#17

Ya know, she’s really talking about time and process management. And its sooooo important. I would add to this, that its really important to be intentional about how you train. There is a difference between practicing an instrument and fucking noodling around like a moron. It may be fun (I do it all the time), but don’t mistake it with practicing. Set yourself a study agenda and goals. Then stick with it. A good idea is shit without proper execution.


#18

I don’t want to start another war, but I think it’s important to offer an alternative view. In my opinion, you can learn most of what you need to know on headphones. Having said that, I don’t think it’s possible to do 100% of a mix on them, you need to check your work on monitors before signing a mix off, and if you don’t have reliable monitors, you at least need to check on other sources, such as your car stereo for example.

Without getting into the technicalities, sound coming from speakers is not exactly the same as sound coming from cans, and the trick is for the mix to sound geat from both sources. You can’t know whether that is the case if you don’t actually check the mix on speakers, even if you use cans ofr 95% of your operation.


#19

Thats fair. After giving it some thought, I should definitely retract that statement.

Rather I should have said there are some limitations to headphones (as there are with any pair of monitors as well) and its good to be mindful of this. And if headphones your primary source for the time being, then accuracy of the particular set of phones becomes pretty important.


#20

I know, I wanted it a bit higher, but that would have been to expensive for me right now :slight_smile:[quote=“Jonathan, post:15, topic:1318”]
If you’re planning on being in this house for a long time, can you raise your floor and increase the ceiling height for the mix area?
[/quote]

No I cant, cause its a concrete ceiling and I would be entering my garden of living room when I did that :smiley:

I’m really gonna have to deal with it, like it is.

Isn’t this going to be difficult for tracking then ? Or do you really suggest keeping it with 1 room at the beginning ?

Haha, omg, yeah I was thinking a little less extreme lol :slight_smile:
Aren’t there some alternatives? I mean, I’ll have to do some measuring and balancing no mater what at one point, I just don’t know where to start with this.

That is certainly not my budget to start out with, but I was just saying how hard this course would set me back financially. I would have spend 28k dollars and not even had a mic to show for it.

Well it really are monitor speakers :slight_smile: but nothing special. They cost me 300€ for the pair, 10y’s ago.

Well I’m actually trying to figure out in what steps its best to build this on. What to start with, without wasting to much money on stuff I’m not gonna be using any more in the future. Since I’m not gonna do that 2year engineering course, I’m depending on people like you to point me in the right direction :smiley:

Ok nice, I at least I’m on to “something” :stuck_out_tongue: hahaha[quote=“Jonathan, post:15, topic:1318”]
but what billionaire dislikes his work?
[/quote]

I dunno, a billionaire poop scooper ? :stuck_out_tongue: Nah I know, but still, its not the goal I’m striving for the most.

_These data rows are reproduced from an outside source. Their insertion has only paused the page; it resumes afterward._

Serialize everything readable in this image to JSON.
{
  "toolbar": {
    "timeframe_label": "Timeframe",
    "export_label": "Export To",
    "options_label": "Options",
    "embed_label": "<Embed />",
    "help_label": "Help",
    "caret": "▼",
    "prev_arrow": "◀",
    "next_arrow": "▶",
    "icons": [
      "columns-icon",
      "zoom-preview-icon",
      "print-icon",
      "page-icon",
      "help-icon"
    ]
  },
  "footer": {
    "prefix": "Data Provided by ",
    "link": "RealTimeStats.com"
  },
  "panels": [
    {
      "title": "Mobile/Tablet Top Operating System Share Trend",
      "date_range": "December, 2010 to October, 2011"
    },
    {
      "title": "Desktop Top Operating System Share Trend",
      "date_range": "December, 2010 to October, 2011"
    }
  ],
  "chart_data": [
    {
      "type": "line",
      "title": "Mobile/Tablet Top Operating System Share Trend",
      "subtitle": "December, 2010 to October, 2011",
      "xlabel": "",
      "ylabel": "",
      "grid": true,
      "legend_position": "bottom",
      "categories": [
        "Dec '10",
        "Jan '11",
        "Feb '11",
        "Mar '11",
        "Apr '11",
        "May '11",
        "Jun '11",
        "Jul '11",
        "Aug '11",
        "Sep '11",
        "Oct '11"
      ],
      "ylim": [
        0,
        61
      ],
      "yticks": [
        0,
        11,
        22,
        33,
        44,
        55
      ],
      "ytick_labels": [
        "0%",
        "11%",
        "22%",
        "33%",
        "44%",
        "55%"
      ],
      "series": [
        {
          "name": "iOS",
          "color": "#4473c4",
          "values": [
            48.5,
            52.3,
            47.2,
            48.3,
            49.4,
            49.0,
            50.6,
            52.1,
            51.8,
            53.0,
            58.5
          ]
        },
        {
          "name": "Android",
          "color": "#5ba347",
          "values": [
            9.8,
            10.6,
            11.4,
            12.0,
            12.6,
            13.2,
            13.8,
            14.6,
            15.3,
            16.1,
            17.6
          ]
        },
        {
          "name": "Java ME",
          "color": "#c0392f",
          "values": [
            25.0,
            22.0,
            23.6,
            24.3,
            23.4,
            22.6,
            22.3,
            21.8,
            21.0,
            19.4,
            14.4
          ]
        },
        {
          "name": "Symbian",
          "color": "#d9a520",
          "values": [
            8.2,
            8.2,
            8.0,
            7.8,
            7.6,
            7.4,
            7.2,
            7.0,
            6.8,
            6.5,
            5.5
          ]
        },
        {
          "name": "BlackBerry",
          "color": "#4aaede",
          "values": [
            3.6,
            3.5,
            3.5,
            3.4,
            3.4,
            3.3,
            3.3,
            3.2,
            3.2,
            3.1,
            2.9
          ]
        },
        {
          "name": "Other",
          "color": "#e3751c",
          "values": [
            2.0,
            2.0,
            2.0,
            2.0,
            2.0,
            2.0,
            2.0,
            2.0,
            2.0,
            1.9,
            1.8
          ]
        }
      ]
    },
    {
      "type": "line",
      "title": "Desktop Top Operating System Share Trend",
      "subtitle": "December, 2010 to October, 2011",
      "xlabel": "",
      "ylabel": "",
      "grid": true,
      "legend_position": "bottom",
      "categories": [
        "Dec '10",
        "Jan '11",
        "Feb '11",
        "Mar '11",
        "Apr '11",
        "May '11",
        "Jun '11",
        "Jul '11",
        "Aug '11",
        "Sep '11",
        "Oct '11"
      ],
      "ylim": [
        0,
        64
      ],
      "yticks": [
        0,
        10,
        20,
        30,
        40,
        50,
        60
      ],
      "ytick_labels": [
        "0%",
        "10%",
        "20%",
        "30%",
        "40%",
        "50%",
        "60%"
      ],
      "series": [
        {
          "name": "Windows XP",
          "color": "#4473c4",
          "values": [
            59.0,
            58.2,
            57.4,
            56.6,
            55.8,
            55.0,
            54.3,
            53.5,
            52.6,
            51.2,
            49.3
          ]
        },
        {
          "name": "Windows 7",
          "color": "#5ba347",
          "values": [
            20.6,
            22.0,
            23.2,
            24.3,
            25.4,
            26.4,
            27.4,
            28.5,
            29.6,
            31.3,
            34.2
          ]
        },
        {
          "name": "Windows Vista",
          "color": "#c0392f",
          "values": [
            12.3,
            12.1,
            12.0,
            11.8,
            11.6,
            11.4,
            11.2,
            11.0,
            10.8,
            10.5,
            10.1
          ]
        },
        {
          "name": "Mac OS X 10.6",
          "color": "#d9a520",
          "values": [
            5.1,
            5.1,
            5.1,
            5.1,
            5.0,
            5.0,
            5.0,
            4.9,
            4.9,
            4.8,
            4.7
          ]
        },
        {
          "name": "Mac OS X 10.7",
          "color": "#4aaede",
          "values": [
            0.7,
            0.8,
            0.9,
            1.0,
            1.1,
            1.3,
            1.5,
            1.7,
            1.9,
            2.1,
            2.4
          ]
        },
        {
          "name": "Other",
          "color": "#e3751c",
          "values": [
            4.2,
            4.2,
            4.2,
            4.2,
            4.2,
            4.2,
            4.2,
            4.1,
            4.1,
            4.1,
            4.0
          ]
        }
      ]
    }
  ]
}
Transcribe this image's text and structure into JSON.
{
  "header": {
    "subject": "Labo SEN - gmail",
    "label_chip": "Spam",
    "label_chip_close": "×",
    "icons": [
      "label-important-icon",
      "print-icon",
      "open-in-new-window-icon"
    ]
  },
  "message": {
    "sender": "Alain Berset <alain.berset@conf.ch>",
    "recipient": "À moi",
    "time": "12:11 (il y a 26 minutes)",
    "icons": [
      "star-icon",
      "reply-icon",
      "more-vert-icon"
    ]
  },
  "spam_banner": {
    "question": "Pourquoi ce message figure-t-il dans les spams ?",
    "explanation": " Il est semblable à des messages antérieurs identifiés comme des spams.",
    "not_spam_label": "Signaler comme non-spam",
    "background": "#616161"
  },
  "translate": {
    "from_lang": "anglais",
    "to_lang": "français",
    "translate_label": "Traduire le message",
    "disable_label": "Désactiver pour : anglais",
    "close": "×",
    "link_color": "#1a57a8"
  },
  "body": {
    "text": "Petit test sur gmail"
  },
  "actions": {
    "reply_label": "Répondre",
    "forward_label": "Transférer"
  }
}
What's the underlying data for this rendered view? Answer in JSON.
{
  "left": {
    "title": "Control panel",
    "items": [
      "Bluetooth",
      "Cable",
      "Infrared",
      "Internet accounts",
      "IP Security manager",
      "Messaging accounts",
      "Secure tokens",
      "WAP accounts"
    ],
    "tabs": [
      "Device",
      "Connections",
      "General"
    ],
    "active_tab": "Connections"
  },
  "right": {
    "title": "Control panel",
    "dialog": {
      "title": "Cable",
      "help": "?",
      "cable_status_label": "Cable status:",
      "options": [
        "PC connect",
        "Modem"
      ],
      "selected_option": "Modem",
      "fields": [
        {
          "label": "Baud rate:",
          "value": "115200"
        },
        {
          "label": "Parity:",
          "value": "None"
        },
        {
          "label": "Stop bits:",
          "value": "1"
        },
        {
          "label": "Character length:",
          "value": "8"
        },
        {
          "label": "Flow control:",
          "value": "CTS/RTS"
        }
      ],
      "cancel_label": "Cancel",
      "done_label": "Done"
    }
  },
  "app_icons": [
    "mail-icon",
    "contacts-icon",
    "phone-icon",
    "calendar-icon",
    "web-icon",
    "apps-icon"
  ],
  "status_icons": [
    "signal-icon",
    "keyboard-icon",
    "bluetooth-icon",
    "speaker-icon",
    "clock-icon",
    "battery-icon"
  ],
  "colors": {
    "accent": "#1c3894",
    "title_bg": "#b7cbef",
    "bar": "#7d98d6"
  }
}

I rather do something I like and get by, then having to do shit I don’t like to make double.

I know ! I really appreciate it! This is exactly why I started this thread! No use in inventing the wheel again and again, if there are people who you can learn from and preventing at least some of the potential setbacks that might occur. I’ll try not to get to far ahead, but I get SO many ideas all the time. I could make millions as an idea guy, if I had enough minions to do my bidding, and it gets a bit frustrating sometimes that you have to forget about 99% of them cause you’re not in a position to work them out properly. The studio would serve me for 2 important things on that. If I manage to learn the craft of course. 1) giving me the tools and space to work out more of those ideas, and providing a space that works appealing for musicians I may need to call upon to realise them. 2) Provide a workspace I can get some cash in on a slightly more secure way then relying on what hit you might write at one point. And I’m willing to suck up all the commentary I get on what I’m doing wrong to realise those things :slight_smile: